The mask sculptures may be cast in bronze, giving them the material oomph that makes them commercial-gallery-ready, but they maintain the casual spirit of the cardboard originals. On these three-dimensional canvases, Mr. Grotjahn seems to be walking through a personal history of painting. In some, he has layered the paint in thick waves, letting its physical texture create its own kind of content, in the manner of Monet circa the Nympheas. Others are a self-conscious nod at abstraction, Jackson Pollock in particular, the paint chipped and cracked and dark, like a cloak concealing something underneath. Some are finger-painted, one with the help of his infant daughter (who took a fork to the original cardboard version, ripping out one of its eyes). He likes getting paint on his hands, working on his knees and just throwing acrylic at a surface and seeing what sticks. Looking at the sculptures, it’s clear he had fun while he was making them. Looking at the artist, on that day before his opening, was a different story—he was visibly nervous about how it would all come off. When I asked if there was a lot of anxiety putting the show together, he shook his head solemnly. “Mmhmm. Lot of anxiety,” he said. “Yeah, there was a lot of anxiety for the last two weeks. Because there was nothing more I could do.”

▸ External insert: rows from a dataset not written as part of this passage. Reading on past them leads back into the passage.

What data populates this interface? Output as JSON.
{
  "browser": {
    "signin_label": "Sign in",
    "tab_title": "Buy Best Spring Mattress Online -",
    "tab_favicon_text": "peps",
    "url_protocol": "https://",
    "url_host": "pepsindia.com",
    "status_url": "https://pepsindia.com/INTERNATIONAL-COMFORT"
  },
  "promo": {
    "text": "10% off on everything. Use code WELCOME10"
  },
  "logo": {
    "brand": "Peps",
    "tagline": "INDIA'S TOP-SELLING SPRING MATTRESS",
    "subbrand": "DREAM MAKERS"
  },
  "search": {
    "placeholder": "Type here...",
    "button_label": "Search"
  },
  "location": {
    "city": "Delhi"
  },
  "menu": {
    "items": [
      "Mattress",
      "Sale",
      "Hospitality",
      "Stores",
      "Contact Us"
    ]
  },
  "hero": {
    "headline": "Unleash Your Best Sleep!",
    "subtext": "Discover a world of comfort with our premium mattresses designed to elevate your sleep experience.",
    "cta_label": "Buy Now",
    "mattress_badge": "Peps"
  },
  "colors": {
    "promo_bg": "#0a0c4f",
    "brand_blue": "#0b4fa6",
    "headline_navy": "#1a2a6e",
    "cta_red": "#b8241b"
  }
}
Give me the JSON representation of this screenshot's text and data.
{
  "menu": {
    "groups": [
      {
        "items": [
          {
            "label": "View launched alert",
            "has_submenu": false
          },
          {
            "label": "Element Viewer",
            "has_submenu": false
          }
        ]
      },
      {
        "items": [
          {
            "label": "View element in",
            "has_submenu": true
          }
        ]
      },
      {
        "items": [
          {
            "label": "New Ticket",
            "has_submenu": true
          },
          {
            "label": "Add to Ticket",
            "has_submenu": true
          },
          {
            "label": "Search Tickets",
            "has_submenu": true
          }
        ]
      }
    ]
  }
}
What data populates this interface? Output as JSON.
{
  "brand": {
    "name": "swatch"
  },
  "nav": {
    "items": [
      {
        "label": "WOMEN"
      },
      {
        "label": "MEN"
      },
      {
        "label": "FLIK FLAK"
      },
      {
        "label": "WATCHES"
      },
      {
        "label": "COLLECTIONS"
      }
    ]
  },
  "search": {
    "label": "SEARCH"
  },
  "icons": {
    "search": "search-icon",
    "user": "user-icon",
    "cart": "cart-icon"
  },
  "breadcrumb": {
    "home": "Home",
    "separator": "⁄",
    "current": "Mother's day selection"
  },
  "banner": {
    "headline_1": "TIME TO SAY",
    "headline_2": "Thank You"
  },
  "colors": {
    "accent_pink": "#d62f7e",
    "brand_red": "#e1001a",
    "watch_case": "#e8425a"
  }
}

By this time, the sculptures in the upstairs gallery had all been rearranged on separate pedestals. He was slumped in a chair, looking gloomily into the room, inquiring gravely of whomever was standing closest to him, “What do you think?” People were telling him to go to lunch, give the work some space, then come back and see what he thought. He decided he’d “eat some food, drink some wine, have a cappuccino, be a nice little gentleman on the Upper East Side,” but by the time I was getting ready to leave, he was still sitting.
“I mean, I’ve been doing this for a long time,” he said. “There’s something to lose here.” He waited a moment before adding, “But I like that.”